Date: Wednesday, 26th March 1968.

Venue: Ibrox Park, Glasgow, Scotland.

Competition: Inter-Cities Fairs Fourth Round, First Leg.

Score: Glasgow Rangers 0 Leeds United 0.

Scorers: Glasgow Rangers: Nil. Leeds United: Nil.

Attendance: 80,000.


Glasgow Rangers: Sorensen; Johansen, Mathieson; Greig, McKinnon, D.Smith; Henderson, A.Smith, Ferguson, Johnston, Persson.

Leeds United: Sprake; Reaney, Cooper; Bremner, Charlton, Hunter; Greenhoff (Belfitt), Lorimer, Jones, Giles, Madeley.

Referee: Gottfried Dienst (Switzerland).

Glasgow Rangers had had more European Competition experience than any other British team, but still hadn’t won any of the top European trophies, and United were sure not to let themselves be the victims of the Rangers assault on the Inter-Cities Fairs Cup to rectify their inadequacies. Both sides went into the tie at the peak of their form and treated the match as a Cup Final.

Leeds flew up to Scotland and stayed at the Kilmalcolm Hydro in Renfrewshire, a base recommended by a former Leeds player Eric Smith, who was coach at Morton. Rangers set up camp at Largs on the Ayrshire coast immediately after their 3-1 win at Hibernian, their twenty-seventh game unbeaten in the Scoittish League, had cemented their place at the top of the table. On the same day United had moved to the top of the Football League after beating Manchester City 2-0 with goals from Jack Charlton and Johnny Giles, so the tussle at Ibrox was a clash of the two top teams in Britain.
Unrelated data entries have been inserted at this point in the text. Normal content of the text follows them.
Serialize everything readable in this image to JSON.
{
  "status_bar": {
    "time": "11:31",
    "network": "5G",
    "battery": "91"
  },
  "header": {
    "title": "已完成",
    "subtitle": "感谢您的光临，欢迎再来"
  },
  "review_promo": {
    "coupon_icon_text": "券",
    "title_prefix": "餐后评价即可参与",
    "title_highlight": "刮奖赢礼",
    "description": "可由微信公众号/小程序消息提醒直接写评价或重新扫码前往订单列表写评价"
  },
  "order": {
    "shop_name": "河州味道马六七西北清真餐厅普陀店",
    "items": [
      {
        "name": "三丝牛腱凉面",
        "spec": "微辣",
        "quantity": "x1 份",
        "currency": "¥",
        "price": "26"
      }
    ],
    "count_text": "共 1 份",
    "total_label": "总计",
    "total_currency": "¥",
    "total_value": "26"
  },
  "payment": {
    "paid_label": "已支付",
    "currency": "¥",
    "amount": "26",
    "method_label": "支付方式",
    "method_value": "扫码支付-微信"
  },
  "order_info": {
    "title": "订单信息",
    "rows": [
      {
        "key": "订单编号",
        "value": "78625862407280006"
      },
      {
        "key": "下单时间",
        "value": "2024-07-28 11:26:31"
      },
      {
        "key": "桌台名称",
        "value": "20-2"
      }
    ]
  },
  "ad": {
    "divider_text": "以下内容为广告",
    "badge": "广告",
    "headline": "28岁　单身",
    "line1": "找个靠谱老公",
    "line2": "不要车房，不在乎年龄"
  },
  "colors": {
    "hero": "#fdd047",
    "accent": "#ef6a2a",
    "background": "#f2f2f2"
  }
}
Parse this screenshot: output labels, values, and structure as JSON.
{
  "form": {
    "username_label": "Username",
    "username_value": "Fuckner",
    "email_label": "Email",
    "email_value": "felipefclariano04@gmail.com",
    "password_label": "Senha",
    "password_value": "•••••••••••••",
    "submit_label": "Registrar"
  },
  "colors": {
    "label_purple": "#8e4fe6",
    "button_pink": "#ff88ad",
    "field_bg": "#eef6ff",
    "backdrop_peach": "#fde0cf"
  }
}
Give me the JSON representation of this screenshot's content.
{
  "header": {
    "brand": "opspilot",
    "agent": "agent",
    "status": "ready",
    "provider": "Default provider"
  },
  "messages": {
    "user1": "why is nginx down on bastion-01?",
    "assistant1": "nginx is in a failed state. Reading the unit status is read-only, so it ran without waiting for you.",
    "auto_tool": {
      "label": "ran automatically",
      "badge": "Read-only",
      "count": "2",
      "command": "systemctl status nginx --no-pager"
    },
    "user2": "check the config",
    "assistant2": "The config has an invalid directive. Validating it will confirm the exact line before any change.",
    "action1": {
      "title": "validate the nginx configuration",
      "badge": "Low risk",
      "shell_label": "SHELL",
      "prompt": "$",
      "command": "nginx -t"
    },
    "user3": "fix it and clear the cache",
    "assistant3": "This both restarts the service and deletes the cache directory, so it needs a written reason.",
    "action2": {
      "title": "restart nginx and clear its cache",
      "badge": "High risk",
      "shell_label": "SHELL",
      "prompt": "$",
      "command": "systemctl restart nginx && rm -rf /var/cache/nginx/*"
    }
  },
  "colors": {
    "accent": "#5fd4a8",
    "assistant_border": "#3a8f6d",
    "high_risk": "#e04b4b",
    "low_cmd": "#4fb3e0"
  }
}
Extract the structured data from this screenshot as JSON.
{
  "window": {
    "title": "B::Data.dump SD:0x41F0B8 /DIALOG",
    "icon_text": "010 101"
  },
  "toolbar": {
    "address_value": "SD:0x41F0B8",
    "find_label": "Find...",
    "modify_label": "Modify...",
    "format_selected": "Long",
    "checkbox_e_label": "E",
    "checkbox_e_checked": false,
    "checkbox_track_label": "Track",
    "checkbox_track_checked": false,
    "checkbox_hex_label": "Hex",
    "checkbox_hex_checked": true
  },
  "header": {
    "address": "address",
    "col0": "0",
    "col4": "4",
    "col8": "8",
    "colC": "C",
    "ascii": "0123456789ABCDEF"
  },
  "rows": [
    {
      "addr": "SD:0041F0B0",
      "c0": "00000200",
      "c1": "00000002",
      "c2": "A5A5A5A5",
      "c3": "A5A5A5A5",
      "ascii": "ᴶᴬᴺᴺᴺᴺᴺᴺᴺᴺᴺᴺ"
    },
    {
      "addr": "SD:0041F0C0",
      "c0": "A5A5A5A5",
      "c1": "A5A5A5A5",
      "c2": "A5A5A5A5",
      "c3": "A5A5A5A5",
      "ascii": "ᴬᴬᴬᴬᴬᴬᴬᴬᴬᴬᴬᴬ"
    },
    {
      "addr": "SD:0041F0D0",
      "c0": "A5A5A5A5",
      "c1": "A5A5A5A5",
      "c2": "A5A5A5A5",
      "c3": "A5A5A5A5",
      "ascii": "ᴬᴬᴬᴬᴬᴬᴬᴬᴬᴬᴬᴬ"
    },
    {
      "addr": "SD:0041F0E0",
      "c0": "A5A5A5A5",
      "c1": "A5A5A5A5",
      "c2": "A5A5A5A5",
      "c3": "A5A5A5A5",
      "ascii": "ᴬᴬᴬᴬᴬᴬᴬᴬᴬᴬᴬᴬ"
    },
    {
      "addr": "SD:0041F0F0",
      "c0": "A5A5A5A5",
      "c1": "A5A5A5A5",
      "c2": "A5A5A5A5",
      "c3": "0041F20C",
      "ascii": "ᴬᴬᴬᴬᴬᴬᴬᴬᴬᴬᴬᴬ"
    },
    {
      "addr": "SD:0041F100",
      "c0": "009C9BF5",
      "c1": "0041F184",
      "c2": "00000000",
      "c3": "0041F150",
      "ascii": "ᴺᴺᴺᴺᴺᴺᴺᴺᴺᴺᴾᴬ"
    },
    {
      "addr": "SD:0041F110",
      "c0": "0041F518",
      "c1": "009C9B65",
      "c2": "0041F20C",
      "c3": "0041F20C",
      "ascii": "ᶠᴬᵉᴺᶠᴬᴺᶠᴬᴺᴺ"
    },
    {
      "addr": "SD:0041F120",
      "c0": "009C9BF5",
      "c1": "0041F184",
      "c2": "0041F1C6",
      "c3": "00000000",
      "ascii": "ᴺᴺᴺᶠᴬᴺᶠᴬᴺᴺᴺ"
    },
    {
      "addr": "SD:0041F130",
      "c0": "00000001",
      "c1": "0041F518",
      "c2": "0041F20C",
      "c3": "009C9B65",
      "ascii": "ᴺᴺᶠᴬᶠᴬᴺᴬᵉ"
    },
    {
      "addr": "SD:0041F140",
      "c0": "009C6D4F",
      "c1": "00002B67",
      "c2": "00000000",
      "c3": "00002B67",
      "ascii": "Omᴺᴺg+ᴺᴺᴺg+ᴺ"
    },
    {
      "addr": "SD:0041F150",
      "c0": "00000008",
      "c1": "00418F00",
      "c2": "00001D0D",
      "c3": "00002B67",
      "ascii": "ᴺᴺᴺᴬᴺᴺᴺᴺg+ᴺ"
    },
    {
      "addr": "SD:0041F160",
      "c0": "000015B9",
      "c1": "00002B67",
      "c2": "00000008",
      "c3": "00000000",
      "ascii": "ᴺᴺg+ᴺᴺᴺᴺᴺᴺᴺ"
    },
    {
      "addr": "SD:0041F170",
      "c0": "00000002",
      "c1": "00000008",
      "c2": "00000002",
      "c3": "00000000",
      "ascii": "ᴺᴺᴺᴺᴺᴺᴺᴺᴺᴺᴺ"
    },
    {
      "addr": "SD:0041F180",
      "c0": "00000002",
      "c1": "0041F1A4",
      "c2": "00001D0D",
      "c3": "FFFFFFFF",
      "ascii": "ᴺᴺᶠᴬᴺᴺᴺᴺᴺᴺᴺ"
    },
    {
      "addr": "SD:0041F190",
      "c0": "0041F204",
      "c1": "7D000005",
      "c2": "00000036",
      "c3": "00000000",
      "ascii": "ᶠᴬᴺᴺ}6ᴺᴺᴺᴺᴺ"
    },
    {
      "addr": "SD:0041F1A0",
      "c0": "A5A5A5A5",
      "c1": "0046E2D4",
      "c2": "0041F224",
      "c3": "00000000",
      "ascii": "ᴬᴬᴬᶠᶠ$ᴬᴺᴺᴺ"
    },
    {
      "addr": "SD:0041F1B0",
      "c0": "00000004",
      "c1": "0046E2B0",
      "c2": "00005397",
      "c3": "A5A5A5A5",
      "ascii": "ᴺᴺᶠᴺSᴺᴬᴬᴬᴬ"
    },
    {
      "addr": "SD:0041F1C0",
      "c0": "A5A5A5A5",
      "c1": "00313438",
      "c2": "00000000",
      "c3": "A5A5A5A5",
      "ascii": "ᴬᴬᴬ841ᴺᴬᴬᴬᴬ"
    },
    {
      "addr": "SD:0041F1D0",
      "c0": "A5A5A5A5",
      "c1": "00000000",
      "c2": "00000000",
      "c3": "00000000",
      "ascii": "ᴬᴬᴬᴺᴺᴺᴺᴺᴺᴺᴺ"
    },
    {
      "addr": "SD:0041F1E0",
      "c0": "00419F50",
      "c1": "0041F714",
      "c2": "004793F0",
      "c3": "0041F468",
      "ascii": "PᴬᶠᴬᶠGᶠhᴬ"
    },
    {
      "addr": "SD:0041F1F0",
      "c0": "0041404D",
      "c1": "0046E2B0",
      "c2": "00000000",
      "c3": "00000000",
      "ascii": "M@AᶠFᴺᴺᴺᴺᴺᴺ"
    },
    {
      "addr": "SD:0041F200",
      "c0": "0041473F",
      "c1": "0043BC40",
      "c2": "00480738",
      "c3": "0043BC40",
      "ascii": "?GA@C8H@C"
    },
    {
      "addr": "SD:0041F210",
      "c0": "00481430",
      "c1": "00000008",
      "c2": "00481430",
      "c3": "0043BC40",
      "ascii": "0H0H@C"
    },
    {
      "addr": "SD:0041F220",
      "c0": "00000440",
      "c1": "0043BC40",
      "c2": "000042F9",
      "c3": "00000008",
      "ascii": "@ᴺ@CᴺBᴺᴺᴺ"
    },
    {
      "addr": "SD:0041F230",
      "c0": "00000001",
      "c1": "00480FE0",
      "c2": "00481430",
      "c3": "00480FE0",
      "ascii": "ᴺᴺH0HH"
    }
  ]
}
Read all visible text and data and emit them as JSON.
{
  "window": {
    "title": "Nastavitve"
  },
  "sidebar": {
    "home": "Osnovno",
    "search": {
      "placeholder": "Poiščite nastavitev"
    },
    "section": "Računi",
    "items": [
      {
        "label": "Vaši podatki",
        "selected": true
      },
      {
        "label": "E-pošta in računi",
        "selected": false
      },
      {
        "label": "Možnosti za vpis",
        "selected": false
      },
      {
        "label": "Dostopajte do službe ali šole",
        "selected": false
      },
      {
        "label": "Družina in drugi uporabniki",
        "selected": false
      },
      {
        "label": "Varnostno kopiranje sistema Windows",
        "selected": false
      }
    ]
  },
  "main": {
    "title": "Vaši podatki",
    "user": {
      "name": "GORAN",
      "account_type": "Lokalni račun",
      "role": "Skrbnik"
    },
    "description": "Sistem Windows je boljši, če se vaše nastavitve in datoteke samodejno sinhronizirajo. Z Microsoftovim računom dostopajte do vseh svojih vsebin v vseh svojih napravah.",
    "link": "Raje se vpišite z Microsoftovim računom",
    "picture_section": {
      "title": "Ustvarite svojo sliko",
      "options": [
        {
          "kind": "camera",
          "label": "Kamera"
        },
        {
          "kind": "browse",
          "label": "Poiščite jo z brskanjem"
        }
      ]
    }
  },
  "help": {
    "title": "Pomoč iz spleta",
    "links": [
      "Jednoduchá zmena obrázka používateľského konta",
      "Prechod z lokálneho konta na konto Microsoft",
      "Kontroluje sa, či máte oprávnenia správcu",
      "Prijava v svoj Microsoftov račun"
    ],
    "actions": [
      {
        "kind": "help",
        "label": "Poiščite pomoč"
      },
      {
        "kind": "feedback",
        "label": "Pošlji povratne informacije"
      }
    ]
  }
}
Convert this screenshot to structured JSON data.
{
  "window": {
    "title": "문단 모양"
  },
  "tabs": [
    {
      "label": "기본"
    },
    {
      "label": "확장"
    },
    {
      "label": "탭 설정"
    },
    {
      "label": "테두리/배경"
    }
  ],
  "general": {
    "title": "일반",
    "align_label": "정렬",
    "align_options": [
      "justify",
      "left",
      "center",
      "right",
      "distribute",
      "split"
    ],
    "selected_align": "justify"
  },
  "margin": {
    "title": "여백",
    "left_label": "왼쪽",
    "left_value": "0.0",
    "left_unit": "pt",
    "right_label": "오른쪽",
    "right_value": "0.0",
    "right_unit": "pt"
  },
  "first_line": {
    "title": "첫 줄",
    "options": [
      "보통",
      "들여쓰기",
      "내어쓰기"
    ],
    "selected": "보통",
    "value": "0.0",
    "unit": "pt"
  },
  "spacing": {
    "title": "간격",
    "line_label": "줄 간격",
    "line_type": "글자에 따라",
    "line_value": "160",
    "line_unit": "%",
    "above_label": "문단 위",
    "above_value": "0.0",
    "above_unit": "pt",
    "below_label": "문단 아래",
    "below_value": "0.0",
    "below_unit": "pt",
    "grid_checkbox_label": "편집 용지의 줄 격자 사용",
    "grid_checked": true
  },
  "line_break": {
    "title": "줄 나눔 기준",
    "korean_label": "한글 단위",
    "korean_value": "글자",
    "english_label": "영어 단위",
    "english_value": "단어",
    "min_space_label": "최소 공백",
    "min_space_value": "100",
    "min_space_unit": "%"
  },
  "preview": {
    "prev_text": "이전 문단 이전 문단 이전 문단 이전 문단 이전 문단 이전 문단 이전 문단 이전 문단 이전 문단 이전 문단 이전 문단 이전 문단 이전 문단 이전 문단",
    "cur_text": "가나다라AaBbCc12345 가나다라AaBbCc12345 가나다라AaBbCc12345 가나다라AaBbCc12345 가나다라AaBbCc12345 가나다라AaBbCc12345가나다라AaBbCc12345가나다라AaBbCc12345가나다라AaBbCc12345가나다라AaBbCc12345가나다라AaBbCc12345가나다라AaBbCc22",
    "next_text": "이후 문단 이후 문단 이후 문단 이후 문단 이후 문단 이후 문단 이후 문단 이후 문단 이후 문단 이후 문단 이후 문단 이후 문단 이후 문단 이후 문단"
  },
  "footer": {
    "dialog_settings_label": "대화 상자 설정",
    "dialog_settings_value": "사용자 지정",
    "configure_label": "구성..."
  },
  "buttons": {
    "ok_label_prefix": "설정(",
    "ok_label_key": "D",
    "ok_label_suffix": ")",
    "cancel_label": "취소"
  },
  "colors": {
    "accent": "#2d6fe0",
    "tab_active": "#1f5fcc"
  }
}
Fresh from their League Cup Final victory over Arsenal at Wembley Stadium three weeks earlier United made the trek north knowing they would face a wall of sound and an intimidating atmosphere in the Ibrox Stadium. They were not disappointed as 80,000 turned up to roar the Blues to victory over the southern imposters, but it was estimated that only about a thousand United fans made the trip. The game was beamed back live by closed circuit television direct to Elland Road for the Leeds supporters, with a crowd limit of 38,000, but an estimated 22,000 took advantage of the innovation, and the Rangers supporters flocked to Ibrox for what they knew would be a pulsating struggle. It was indeed a titanic tussle, but there were no goals to cheer, for either side.

It was wet and windy, the crowd was fiercely parochial, almost all of them chanting “We will follow Rangers!” United were playing their fifty-second game of the season, but still giving the same enthusiasm as if it was their first. Rangers just could not pierce the Leeds defence, which put on a splendid ‘they shall not pass’ performance, and it was the Whites that left Ibrox the more satisfied, knowing there was nothing in it and with a home game still to come. They braved the adverse weather conditions, steeling themselves against the wind, rain and treacherous conditions. And, apart from defending resolutely, they showed Rangers that they had plenty to offer in attack too, so the Scots were well warned of what was in store for them in the return leg.

Key to the match was the tight marking of the flying Willie Henderson by Terry Cooper. It was Cooper’s goal that had woin Leeds the League Cup at Wembley, but it was his defensive qualities which were on show at Ibrox. Big Jack Charlton was also superb, winning everything in the air, but it was his miskick on a surface saddened by nine hours of Glasgow rain, which presented Rangers with a rare chance, but Willie Henderson and Alex Smith were so surprised that Paul Reaney was able to nip in and snuff out the danger. Willie Johnston then rapped a shot against Gary Sprake’s legs from only six yards, but that was all Rangers could muster against a superb Leeds defence. United almost pinched victory near the end when Rod Belfitt, who had come on for ankle strain victim Jimmy Greenhoff after only three minutes, forced Danish goalkeeper Erik Sorensen into a fine save.

There was little doubt that the draw ranked high on United’s list of European achievements and YEP reporter, Phil Brown, commented, “United struck one of the heaviest blows that Scotland’s football pride has had to take for many a year at Ibrox. They (United) had already played a long season, but they sailed through the game as if it was in September.” United Captain Billy Bremner was in no doubt about the value of the result, “Just wonderful. As good as a win,” was his verdict.


Match Action:


Billy Bremner and John Grieg lead out their teams


Dave Smith and Alex Smith

Ron McKinnon

John Grieg

Alex Ferguson and Jimmy Baxter

Willie Johnston

Willie Henderson

Kai Johansen

Willie Mathieson

Orjan Persson